··· DATA TO EXAMINE ···
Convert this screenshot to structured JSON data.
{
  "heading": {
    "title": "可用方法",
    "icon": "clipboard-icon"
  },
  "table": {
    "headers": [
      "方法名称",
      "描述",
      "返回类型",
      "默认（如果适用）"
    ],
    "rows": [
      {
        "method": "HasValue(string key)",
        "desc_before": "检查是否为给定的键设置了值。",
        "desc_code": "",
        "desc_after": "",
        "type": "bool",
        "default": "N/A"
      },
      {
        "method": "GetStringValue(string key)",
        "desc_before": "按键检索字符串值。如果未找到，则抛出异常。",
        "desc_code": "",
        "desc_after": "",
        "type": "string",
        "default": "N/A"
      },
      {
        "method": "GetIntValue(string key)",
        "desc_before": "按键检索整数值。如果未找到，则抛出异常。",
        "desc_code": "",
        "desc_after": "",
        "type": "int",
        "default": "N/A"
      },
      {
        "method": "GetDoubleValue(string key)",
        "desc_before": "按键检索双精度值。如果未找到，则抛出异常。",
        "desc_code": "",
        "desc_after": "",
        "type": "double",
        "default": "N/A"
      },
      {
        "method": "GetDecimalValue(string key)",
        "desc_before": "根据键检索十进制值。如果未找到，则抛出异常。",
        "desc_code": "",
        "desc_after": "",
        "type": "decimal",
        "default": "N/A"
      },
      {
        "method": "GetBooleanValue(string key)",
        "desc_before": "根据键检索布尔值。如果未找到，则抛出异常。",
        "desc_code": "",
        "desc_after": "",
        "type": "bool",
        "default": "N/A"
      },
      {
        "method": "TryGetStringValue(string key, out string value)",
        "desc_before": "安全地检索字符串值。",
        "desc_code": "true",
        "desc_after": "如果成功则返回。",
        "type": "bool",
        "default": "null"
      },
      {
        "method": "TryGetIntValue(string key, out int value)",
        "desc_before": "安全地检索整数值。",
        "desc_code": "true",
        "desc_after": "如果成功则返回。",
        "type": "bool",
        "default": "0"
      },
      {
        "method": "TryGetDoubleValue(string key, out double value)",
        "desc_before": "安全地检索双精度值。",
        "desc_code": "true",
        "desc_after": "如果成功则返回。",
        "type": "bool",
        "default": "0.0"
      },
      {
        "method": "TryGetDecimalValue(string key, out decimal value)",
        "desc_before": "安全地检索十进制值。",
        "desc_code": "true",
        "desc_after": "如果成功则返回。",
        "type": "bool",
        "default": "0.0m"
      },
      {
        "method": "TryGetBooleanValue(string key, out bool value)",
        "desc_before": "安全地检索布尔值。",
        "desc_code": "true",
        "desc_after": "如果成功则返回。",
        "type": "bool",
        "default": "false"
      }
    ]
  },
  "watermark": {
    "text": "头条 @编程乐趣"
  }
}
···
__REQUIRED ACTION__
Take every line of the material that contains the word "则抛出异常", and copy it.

__TASK OUTPUT__
        "desc_before": "按键检索字符串值。如果未找到，则抛出异常。",
        "desc_before": "按键检索整数值。如果未找到，则抛出异常。",
        "desc_before": "按键检索双精度值。如果未找到，则抛出异常。",
        "desc_before": "根据键检索十进制值。如果未找到，则抛出异常。",
        "desc_before": "根据键检索布尔值。如果未找到，则抛出异常。",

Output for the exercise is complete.